• Data shown:
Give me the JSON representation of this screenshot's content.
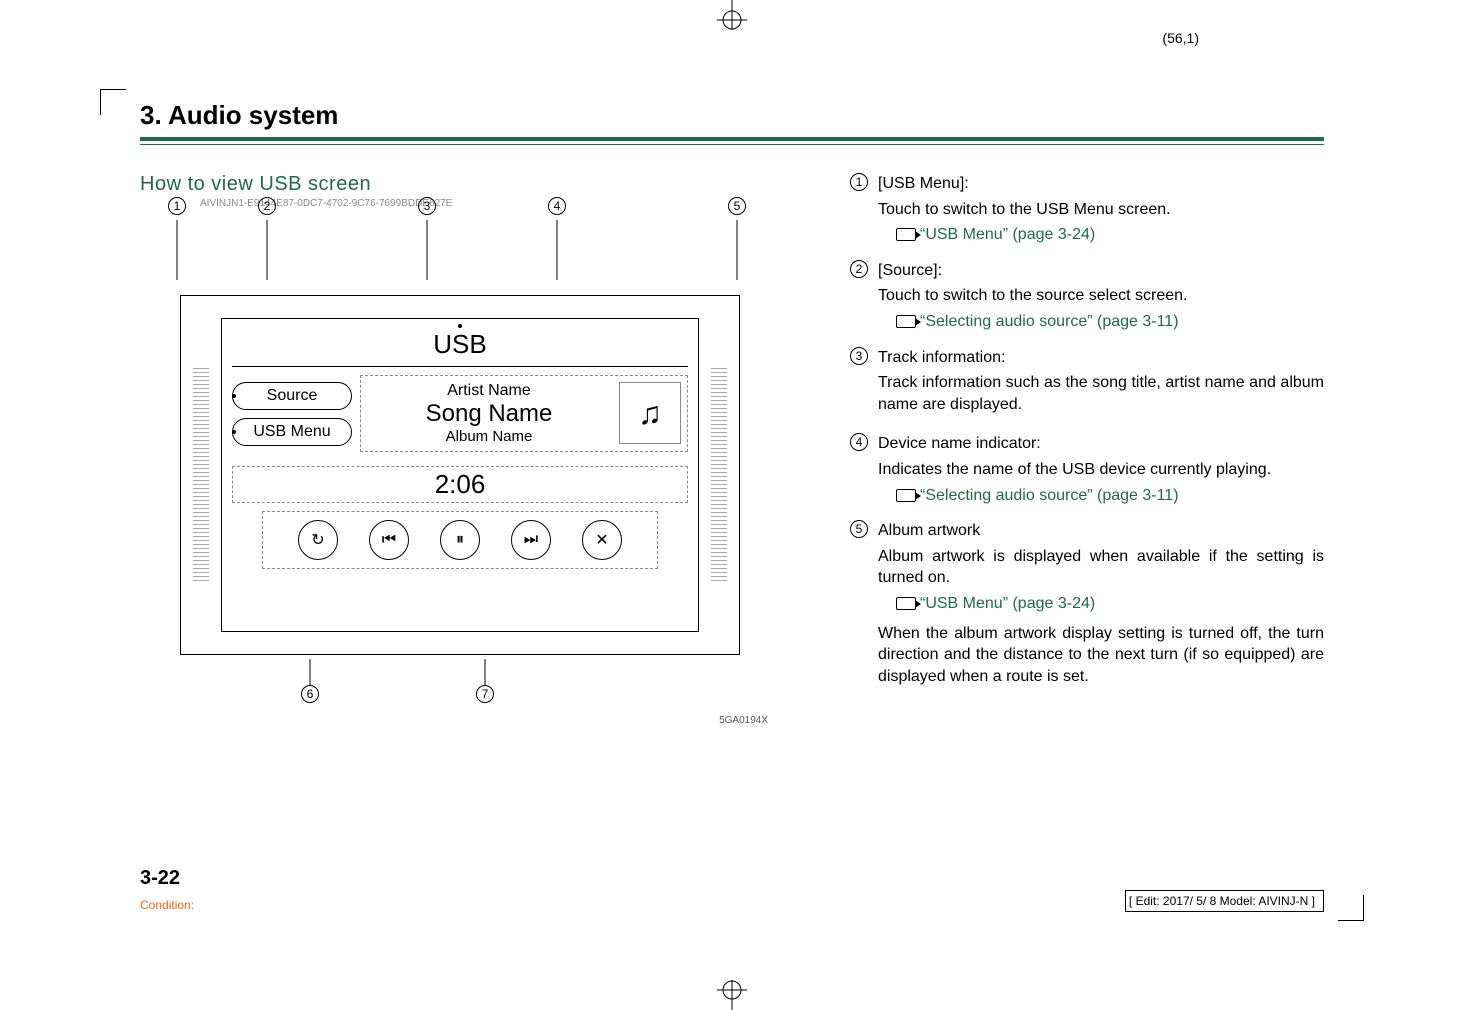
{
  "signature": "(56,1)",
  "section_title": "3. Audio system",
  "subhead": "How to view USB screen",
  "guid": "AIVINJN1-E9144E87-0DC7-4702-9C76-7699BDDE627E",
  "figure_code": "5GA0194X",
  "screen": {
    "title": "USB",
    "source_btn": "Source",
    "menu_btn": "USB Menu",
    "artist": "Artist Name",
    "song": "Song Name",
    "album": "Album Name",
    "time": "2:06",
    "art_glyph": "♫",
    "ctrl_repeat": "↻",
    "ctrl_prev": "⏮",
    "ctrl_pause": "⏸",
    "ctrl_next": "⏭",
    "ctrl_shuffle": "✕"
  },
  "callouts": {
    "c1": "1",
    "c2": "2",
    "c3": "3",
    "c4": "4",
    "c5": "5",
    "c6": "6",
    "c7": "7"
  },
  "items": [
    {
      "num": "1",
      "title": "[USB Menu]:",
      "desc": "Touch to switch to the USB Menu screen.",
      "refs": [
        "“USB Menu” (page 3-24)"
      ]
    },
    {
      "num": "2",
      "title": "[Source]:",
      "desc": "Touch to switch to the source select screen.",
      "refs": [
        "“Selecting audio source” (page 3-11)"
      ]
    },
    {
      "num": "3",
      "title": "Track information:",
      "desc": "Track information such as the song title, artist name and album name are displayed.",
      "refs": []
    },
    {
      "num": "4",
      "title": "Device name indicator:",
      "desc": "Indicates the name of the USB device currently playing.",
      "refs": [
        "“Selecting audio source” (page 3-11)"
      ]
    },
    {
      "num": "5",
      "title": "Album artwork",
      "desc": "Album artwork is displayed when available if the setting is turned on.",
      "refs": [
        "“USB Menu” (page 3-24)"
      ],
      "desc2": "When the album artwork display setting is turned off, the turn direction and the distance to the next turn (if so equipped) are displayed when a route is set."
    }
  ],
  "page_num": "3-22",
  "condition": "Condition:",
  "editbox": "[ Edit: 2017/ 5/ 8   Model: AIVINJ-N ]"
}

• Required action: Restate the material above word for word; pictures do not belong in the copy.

• Response area:
Give me the JSON representation of this screenshot's content.
{
  "signature": "(56,1)",
  "section_title": "3. Audio system",
  "subhead": "How to view USB screen",
  "guid": "AIVINJN1-E9144E87-0DC7-4702-9C76-7699BDDE627E",
  "figure_code": "5GA0194X",
  "screen": {
    "title": "USB",
    "source_btn": "Source",
    "menu_btn": "USB Menu",
    "artist": "Artist Name",
    "song": "Song Name",
    "album": "Album Name",
    "time": "2:06",
    "art_glyph": "♫",
    "ctrl_repeat": "↻",
    "ctrl_prev": "⏮",
    "ctrl_pause": "⏸",
    "ctrl_next": "⏭",
    "ctrl_shuffle": "✕"
  },
  "callouts": {
    "c1": "1",
    "c2": "2",
    "c3": "3",
    "c4": "4",
    "c5": "5",
    "c6": "6",
    "c7": "7"
  },
  "items": [
    {
      "num": "1",
      "title": "[USB Menu]:",
      "desc": "Touch to switch to the USB Menu screen.",
      "refs": [
        "“USB Menu” (page 3-24)"
      ]
    },
    {
      "num": "2",
      "title": "[Source]:",
      "desc": "Touch to switch to the source select screen.",
      "refs": [
        "“Selecting audio source” (page 3-11)"
      ]
    },
    {
      "num": "3",
      "title": "Track information:",
      "desc": "Track information such as the song title, artist name and album name are displayed.",
      "refs": []
    },
    {
      "num": "4",
      "title": "Device name indicator:",
      "desc": "Indicates the name of the USB device currently playing.",
      "refs": [
        "“Selecting audio source” (page 3-11)"
      ]
    },
    {
      "num": "5",
      "title": "Album artwork",
      "desc": "Album artwork is displayed when available if the setting is turned on.",
      "refs": [
        "“USB Menu” (page 3-24)"
      ],
      "desc2": "When the album artwork display setting is turned off, the turn direction and the distance to the next turn (if so equipped) are displayed when a route is set."
    }
  ],
  "page_num": "3-22",
  "condition": "Condition:",
  "editbox": "[ Edit: 2017/ 5/ 8   Model: AIVINJ-N ]"
}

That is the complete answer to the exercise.